by Elizabeth S. Craig, @elizabethscraig
My husband is a regular viewer and fan of The Walking Dead series on AMC.
It’s not the kind of thing I usually watch, but I’ve caught the show with my husband a few times. I know that a lot of writers watch it too, because I’ve see their posts in my blog reader.
Lately, the consensus of most of the posts I’ve read is that the show was dragging a little. That the plot wasn’t moving quickly enough, that there was too much dialogue, not enough action, and that the group of survivors seemed to be bogged down.
My husband just wanted more zombies. :)
But then, Sunday night was the mid-season finale (I didn’t even know there was such a thing) and the pace picked up.

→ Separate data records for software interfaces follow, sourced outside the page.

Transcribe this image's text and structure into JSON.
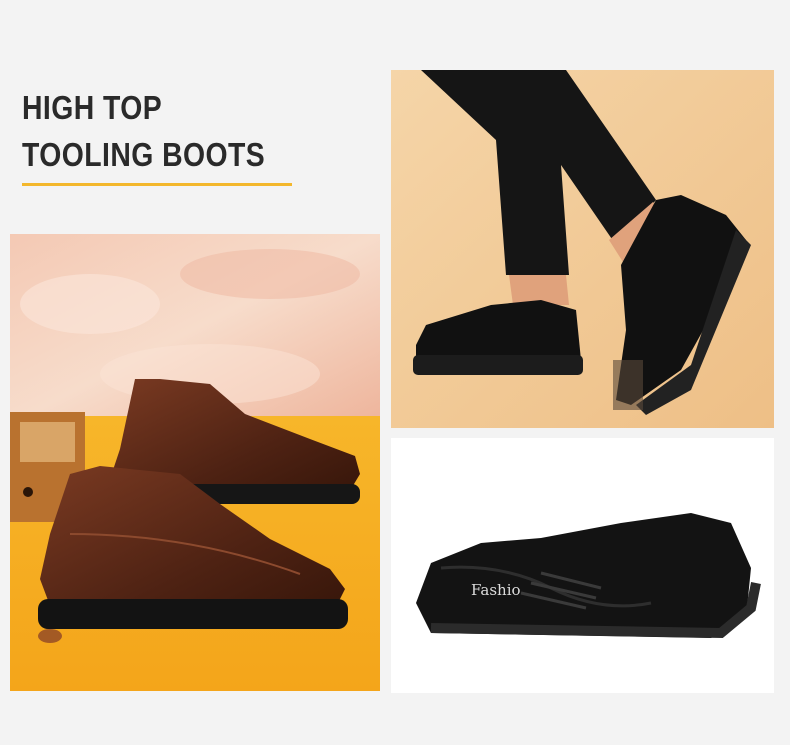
{
  "headline": {
    "line1": "HIGH TOP",
    "line2": "TOOLING BOOTS"
  },
  "colors": {
    "accent_rule": "#f3b72c",
    "page_background": "#f3f3f3",
    "panel_yellow": "#f6b120",
    "panel_peach": "#f2ce9e",
    "shoe_brown": "#5a2b1a",
    "shoe_black": "#151515"
  },
  "images": {
    "brown_pair": "brown-leather-shoes-pair",
    "worn_black": "black-shoes-worn-on-foot",
    "black_side": "black-shoe-side-view"
  },
  "shoe_insole_brand": "Fashio"
}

There still weren’t a lot of zombies in the episode, but I didn’t hear any complaints from my husband. The writers had kicked the tension up a notch. I’ll be vague here so there won’t be any spoilers.
How the writers picked up the pace and made things interesting:

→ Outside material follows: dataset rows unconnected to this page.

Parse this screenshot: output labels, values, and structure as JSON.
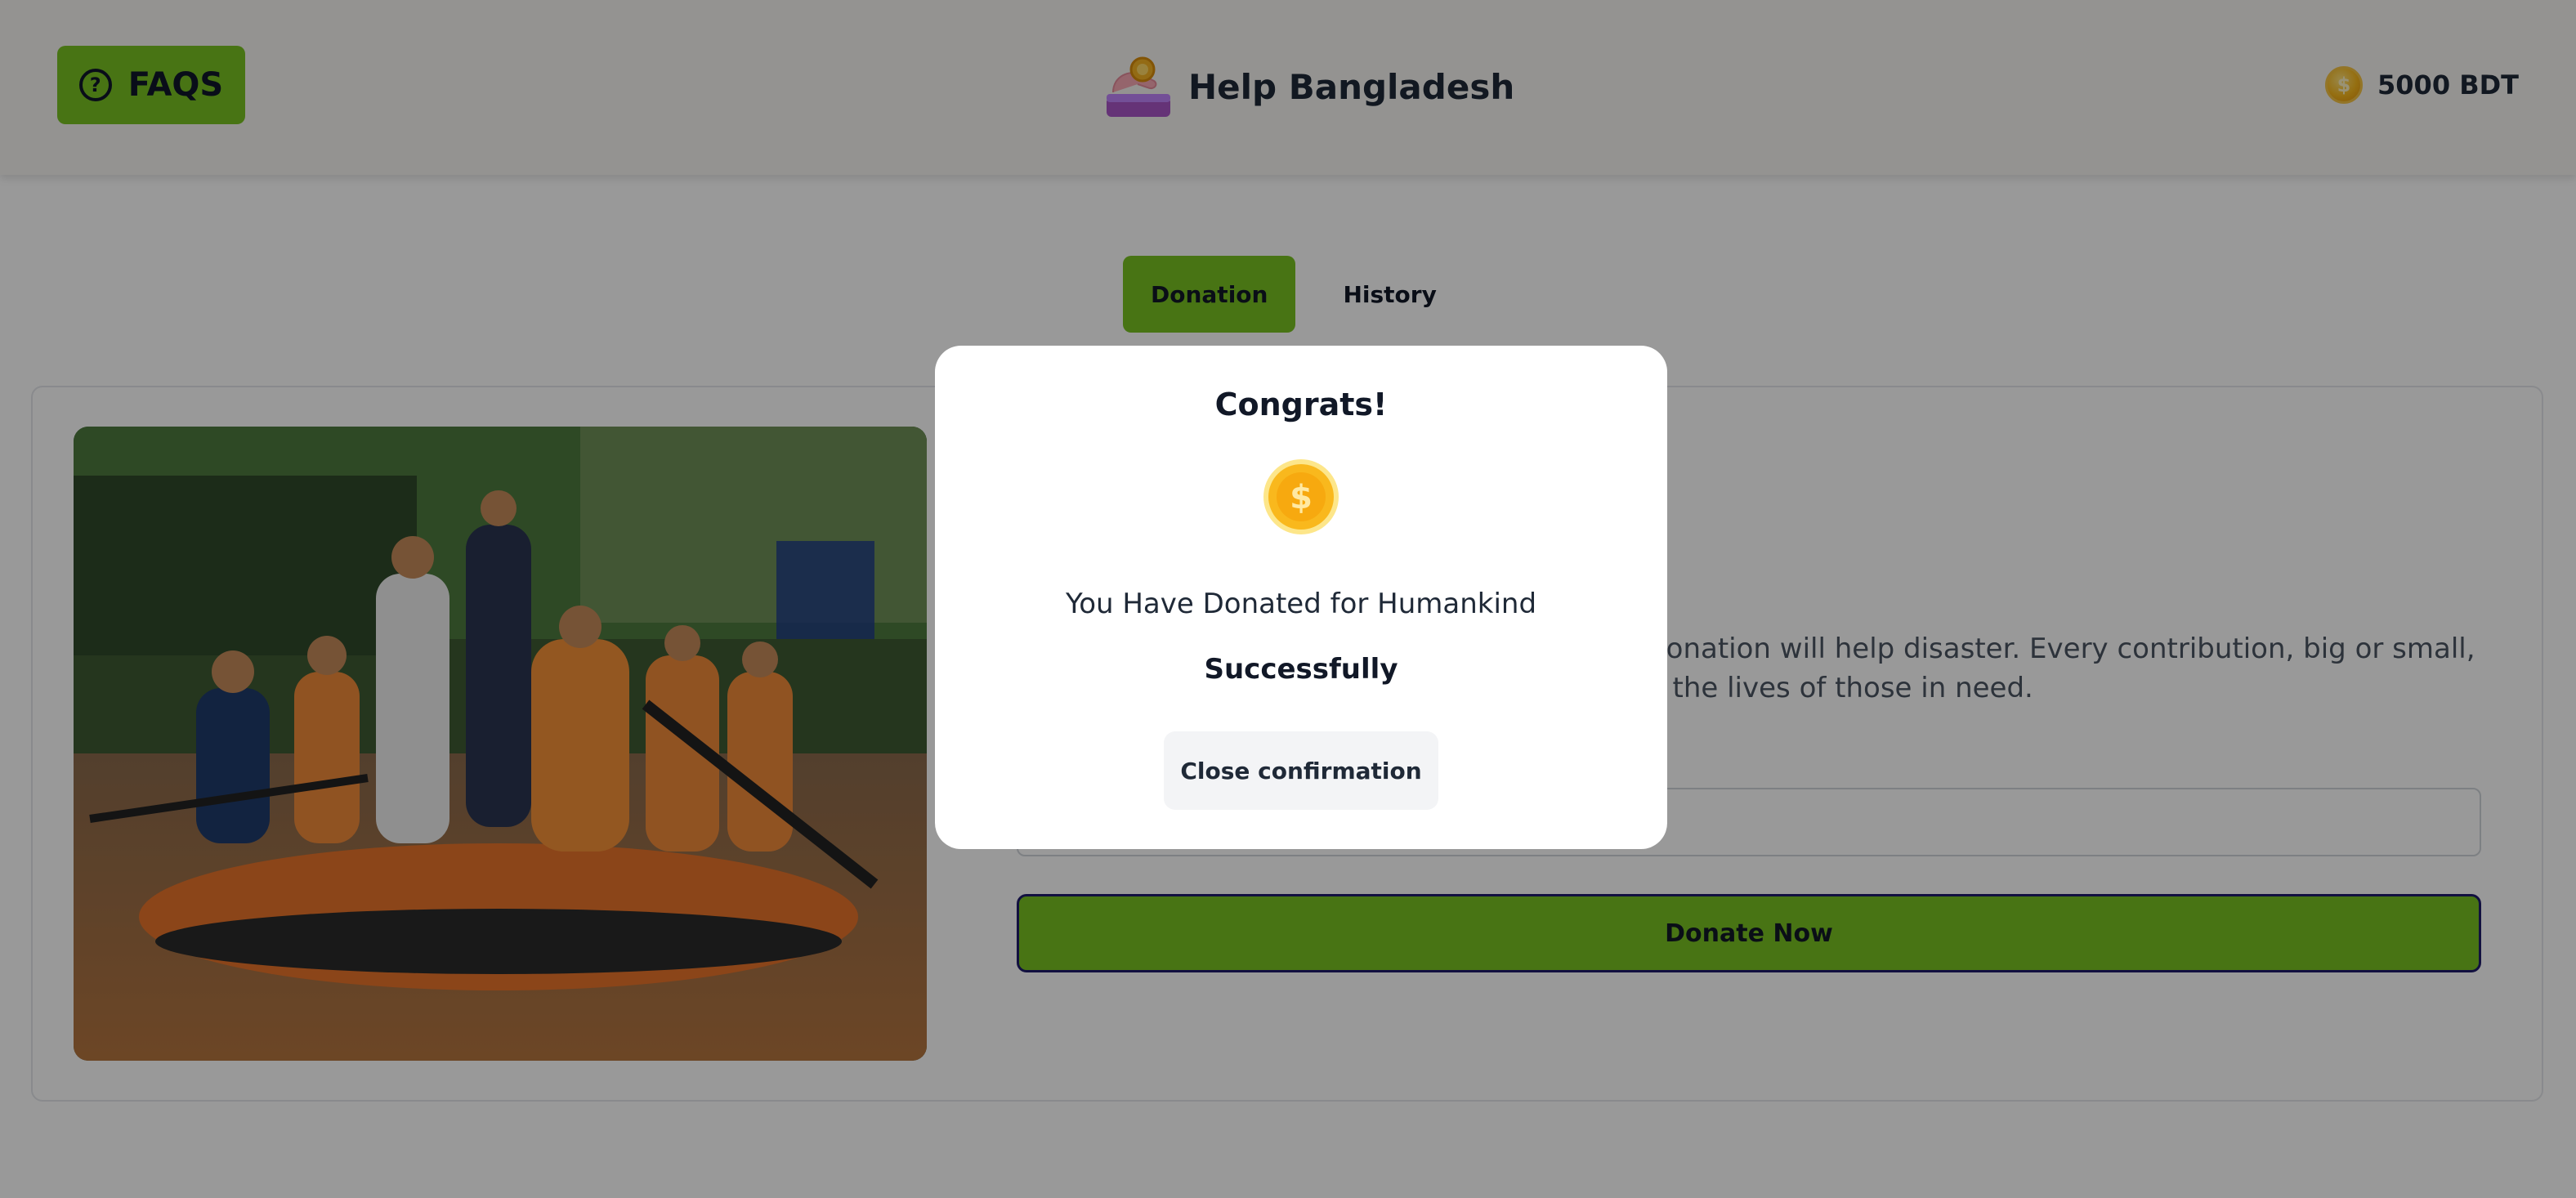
{
  "header": {
    "faq_label": "FAQS",
    "brand_title": "Help Bangladesh",
    "balance": "5000 BDT"
  },
  "tabs": [
    {
      "label": "Donation",
      "active": true
    },
    {
      "label": "History",
      "active": false
    }
  ],
  "campaign": {
    "description_visible": "nt damage to homes and infrastructure. Your donation will help disaster. Every contribution, big or small, makes a difference. aking a positive impact on the lives of those in need.",
    "donate_label": "Donate Now"
  },
  "modal": {
    "title": "Congrats!",
    "message": "You Have Donated for Humankind",
    "status": "Successfully",
    "close_label": "Close confirmation"
  },
  "colors": {
    "accent": "#79c222",
    "donate_border": "#1e1b6b",
    "coin": "#f8b81c"
  },
  "icons": {
    "faq": "question-circle-icon",
    "brand": "donation-hand-icon",
    "balance": "coin-icon",
    "modal": "coin-icon"
  }
}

They pitted characters against each other in ways that developed the storyline.
They increased the tension by threatening a development that would put the characters at risk.

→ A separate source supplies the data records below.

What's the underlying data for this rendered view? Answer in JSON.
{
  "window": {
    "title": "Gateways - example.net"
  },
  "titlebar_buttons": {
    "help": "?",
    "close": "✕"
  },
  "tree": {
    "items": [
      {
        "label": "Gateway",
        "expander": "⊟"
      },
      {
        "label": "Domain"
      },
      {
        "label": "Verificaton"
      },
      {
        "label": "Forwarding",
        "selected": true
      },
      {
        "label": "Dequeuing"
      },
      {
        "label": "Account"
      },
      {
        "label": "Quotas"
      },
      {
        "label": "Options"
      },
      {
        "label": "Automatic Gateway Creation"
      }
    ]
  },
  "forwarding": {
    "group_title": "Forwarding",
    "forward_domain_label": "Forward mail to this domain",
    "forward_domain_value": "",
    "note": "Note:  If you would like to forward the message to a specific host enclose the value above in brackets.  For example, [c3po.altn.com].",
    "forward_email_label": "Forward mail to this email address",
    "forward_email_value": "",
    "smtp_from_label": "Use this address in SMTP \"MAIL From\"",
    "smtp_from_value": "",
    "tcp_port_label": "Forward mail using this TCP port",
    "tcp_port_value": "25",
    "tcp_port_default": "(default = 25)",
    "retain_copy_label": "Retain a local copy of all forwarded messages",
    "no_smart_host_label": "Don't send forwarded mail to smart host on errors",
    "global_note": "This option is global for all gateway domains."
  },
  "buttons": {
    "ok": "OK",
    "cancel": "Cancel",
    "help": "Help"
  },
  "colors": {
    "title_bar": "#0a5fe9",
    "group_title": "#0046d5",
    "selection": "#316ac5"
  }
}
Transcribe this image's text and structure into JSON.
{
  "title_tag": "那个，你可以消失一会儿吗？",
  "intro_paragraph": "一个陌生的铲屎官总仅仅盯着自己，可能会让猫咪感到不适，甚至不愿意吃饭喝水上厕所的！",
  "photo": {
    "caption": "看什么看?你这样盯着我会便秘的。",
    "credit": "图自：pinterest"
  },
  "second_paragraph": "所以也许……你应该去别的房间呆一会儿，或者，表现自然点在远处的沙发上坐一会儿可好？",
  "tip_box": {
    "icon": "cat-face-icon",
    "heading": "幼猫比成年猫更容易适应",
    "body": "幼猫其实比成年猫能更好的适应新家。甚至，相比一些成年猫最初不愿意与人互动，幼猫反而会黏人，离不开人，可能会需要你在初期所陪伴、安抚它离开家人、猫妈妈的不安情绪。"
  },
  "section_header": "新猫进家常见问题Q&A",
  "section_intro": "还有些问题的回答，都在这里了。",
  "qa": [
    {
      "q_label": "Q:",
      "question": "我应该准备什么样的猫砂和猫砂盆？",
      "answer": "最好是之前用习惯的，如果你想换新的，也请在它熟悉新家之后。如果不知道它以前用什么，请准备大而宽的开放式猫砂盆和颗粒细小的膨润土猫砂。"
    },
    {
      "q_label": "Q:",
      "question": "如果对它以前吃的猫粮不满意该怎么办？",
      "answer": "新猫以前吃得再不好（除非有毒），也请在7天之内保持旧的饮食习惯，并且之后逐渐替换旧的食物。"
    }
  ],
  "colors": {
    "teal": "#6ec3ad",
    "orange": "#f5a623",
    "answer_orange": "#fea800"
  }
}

They added ambiguity to the situation by posing questions that they didn’t immediately provide the answers to.
They added a twist.
They put a character in a situation where he had to act against his own moral code. (Great internal conflict resulting from external conflict).
They added depth to supporting characters by showing other sides to them.
The reviews online from writers I follow were very positive---they thought the episode worked well….even without more zombies.
What do you do when your plot starts dragging?